The announcement came after more than 30 days of drilling on its Liz 14/19 well, 100km north of West Falkland, and stocks immediately nosedived as a result.
Desire Petroleum shares slumped by nearly 57 per cent, and shares in Rockhopper Exploration, which will be the next company to drill in the Falklands Northern Basin, also fell sharply.
Although relating to areas with different geology, shares in Falklands Oil and Gas fell 15.8 per cent and Borders and Southern dropped as much as 27 per cent.
According to the statement issued by Desire Petroleum Chairman Stephen Phipps, and its Chief Executive Officer Dr Ian Duncan, the well had reached a depth of 3,570 metres and logging was underway.
The report continued: “The primary Liz target was encountered at around 2,550 metres with indications of hydrocarbons while drilling. Subsequent logging operations have shown that oil may be present in thin intervals but that reservoir quality is poor.

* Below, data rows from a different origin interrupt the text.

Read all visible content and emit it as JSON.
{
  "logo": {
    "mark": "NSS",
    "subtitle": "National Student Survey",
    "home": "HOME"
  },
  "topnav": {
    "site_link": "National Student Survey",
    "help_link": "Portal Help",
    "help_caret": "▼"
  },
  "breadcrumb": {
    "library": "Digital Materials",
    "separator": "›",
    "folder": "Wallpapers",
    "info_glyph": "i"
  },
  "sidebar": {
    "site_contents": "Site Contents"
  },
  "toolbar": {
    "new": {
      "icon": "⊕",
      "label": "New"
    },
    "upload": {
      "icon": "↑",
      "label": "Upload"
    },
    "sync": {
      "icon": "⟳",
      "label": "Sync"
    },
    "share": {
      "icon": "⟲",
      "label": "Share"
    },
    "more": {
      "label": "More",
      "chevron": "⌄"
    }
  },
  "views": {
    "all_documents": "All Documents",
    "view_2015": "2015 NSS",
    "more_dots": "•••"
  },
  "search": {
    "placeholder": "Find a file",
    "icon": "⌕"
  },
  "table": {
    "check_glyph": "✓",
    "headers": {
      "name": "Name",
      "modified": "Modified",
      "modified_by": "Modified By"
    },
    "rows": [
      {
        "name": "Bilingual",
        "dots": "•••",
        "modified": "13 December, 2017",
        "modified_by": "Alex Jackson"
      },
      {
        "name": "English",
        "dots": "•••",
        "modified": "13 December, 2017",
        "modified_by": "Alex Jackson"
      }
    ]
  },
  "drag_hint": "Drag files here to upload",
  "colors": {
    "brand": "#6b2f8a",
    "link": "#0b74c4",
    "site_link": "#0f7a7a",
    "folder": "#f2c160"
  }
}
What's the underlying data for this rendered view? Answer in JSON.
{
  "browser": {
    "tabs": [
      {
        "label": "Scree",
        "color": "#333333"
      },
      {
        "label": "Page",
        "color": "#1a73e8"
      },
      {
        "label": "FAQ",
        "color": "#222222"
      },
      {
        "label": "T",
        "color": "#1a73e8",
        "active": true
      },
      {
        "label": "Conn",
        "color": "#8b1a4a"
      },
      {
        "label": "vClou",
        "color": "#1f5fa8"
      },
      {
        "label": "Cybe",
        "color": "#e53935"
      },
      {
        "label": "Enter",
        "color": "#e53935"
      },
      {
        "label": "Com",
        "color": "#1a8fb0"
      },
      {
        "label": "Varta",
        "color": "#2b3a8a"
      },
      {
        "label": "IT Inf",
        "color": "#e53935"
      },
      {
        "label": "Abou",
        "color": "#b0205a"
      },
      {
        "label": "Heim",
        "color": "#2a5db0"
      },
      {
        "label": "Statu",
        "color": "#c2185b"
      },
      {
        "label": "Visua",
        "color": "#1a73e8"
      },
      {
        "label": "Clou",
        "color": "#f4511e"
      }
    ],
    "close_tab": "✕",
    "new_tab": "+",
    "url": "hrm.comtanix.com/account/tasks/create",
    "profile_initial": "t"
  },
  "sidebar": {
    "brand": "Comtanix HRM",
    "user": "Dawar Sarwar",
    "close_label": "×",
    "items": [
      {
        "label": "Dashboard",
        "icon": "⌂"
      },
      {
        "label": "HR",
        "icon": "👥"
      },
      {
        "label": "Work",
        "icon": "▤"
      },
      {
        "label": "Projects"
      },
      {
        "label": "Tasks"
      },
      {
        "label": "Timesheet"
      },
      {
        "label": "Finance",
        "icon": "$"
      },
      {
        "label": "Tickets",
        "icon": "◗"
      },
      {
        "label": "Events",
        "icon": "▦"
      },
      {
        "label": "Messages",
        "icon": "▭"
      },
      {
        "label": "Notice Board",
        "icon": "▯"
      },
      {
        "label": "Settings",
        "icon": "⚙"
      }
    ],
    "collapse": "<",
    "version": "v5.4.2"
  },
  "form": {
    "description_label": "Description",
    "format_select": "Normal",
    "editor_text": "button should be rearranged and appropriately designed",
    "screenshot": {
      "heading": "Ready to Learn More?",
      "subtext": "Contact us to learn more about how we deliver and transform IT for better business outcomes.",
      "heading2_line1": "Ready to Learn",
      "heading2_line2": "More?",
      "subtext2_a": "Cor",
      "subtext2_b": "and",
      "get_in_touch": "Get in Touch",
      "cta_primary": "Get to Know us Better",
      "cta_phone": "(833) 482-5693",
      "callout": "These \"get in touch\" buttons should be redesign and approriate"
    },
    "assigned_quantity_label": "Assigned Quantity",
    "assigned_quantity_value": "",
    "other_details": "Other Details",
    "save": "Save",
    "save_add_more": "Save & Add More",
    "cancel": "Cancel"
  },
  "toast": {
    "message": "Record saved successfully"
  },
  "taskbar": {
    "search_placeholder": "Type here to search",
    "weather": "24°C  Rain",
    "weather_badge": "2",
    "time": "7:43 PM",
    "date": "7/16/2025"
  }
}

“Wireline sampling is still to be carried out.
“Deeper gas shows have also been encountered while drilling, particularly below 3,400 metres, and these have still to be evaluated by wireline logging and sampling.
“Until the logging is complete and the results analysed it will not be possible to determine the significance of the hydrocarbons encountered and whether the well will need to be drilled deeper, suspended for testing or plugged and abandoned.
“Operations are expected to be completed later this week when a full announcement will be made.”
Falklands investors greeted the news with a mixture of resignation and muted optimism that commercial quantities of oil might yet be found.
Rockhopper investor Laurie Butler said: “I’m not surprised they never found a lot of oil, not at all. I haven’t got enough money in it to worry.”
Jenny Luxton, who bought Desire shares when they were first floated in 1996, and Rockhopper shares about six years ago, said: “I don’t have many shares. I’d like them to come up, so I have a little bit of spare cash, but if they don’t I’m not losing a heck of a lot either.
“It would be jolly good for the Falklands if they did strike oil, though. I don’t think we’d survive without.”
Adam Cockwell, who invested in Rockhopper Exploration several months ago, said he was not particularly concerned: “I think it’s far too early in the campaign to be elated or upset,” he said.
“It’s not entirely surprising the market reacts that way. It’s the first hole, and we haven’t even had any real information yet.
“It’s a big loss for people, but equally in another couple of weeks it could go through the roof again.
“It’s just a case of steady as she goes, I guess.”
Those sentiments were echoed by FIG’s Director of Mineral Resources, Phyl Rendell, who said yesterday that technically the drilling had gone well and would have yielded much useful information.
The rig will now go to Rockhopper Exploration and then to FOGL, giving Desire Petroleum two months to analyse data and refine their programme accordingly, before embarking on drilling their other prospects. (Penguin News)